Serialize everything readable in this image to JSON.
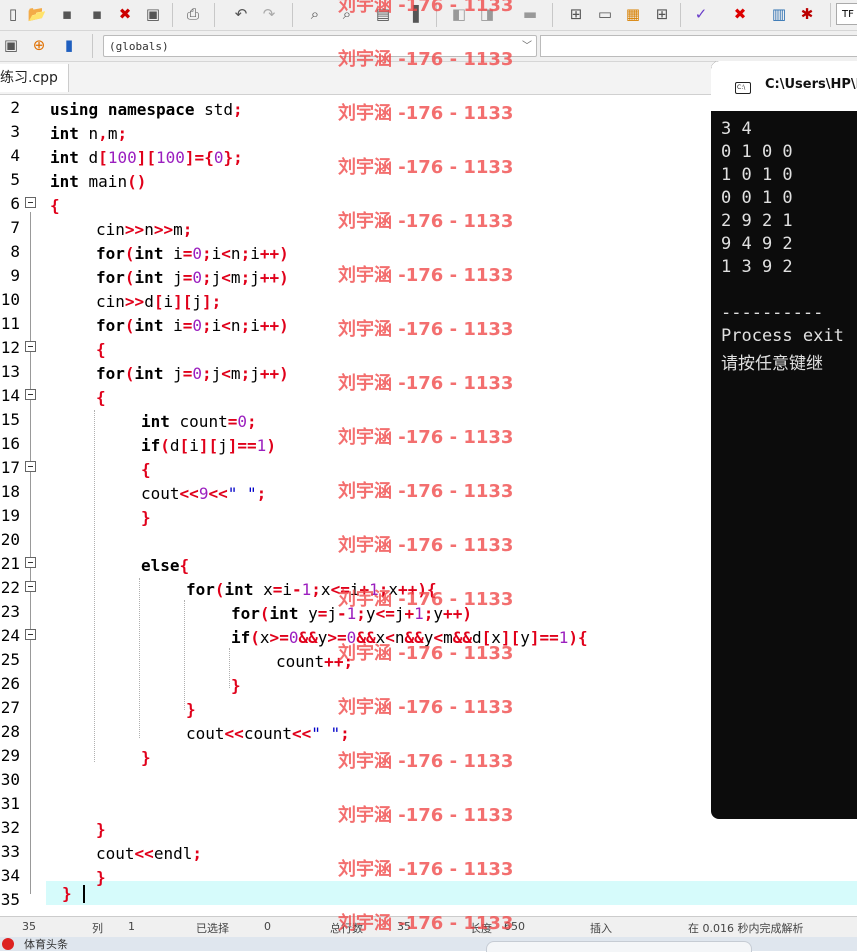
{
  "toolbar": {
    "icons": [
      "new-file",
      "open-file",
      "save",
      "save-all",
      "close",
      "print-preview",
      "print",
      "undo",
      "redo",
      "find",
      "replace",
      "goto",
      "bookmark",
      "indent",
      "unindent",
      "toggle-comment",
      "grid-view",
      "window",
      "palette",
      "grid-small",
      "check",
      "compile-error",
      "chart",
      "debug-stop"
    ],
    "truncated_label": "TF"
  },
  "scope_bar": {
    "scope_value": "(globals)"
  },
  "tabs": [
    {
      "label": "练习.cpp"
    }
  ],
  "editor": {
    "line_numbers": [
      "2",
      "3",
      "4",
      "5",
      "6",
      "7",
      "8",
      "9",
      "10",
      "11",
      "12",
      "13",
      "14",
      "15",
      "16",
      "17",
      "18",
      "19",
      "20",
      "21",
      "22",
      "23",
      "24",
      "25",
      "26",
      "27",
      "28",
      "29",
      "30",
      "31",
      "32",
      "33",
      "34",
      "35"
    ],
    "code": {
      "l2": "using namespace std;",
      "l3": "int n,m;",
      "l4": "int d[100][100]={0};",
      "l5": "int main()",
      "l6": "{",
      "l7": "cin>>n>>m;",
      "l8": "for(int i=0;i<n;i++)",
      "l9": "for(int j=0;j<m;j++)",
      "l10": "cin>>d[i][j];",
      "l11": "for(int i=0;i<n;i++)",
      "l12": "{",
      "l13": "for(int j=0;j<m;j++)",
      "l14": "{",
      "l15": "int count=0;",
      "l16": "if(d[i][j]==1)",
      "l17": "{",
      "l18": "cout<<9<<\" \";",
      "l19": "}",
      "l21": "else{",
      "l22": "for(int x=i-1;x<=i+1;x++){",
      "l23": "for(int y=j-1;y<=j+1;y++)",
      "l24": "if(x>=0&&y>=0&&x<n&&y<m&&d[x][y]==1){",
      "l25": "count++;",
      "l26": "}",
      "l27": "}",
      "l28": "cout<<count<<\" \";",
      "l29": "}",
      "l32": "}",
      "l33": "cout<<endl;",
      "l34": "}",
      "l35": "}"
    }
  },
  "console": {
    "title": "C:\\Users\\HP\\D",
    "icon_text": "C:\\",
    "lines": [
      "3 4",
      "0 1 0 0",
      "1 0 1 0",
      "0 0 1 0",
      "2 9 2 1",
      "9 4 9 2",
      "1 3 9 2",
      "",
      "----------",
      "Process exit",
      "请按任意键继"
    ]
  },
  "status_bar": {
    "items": [
      "35",
      "列",
      "1",
      "已选择",
      "0",
      "总行数",
      "35",
      "长度",
      "650",
      "插入",
      "在 0.016 秒内完成解析"
    ]
  },
  "taskbar": {
    "label": "体育头条"
  },
  "watermark": {
    "text": "刘宇涵 -176 - 1133"
  },
  "colors": {
    "keyword": "#000000",
    "operator": "#e0001a",
    "number": "#9b1fbf",
    "string": "#0000c8",
    "current_line": "#d6fbfb",
    "console_bg": "#0c0c0c"
  }
}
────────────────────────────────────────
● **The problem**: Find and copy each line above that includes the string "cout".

● **Expected answer**:
      "l18": "cout<<9<<\" \";",
      "l28": "cout<<count<<\" \";",
      "l33": "cout<<endl;",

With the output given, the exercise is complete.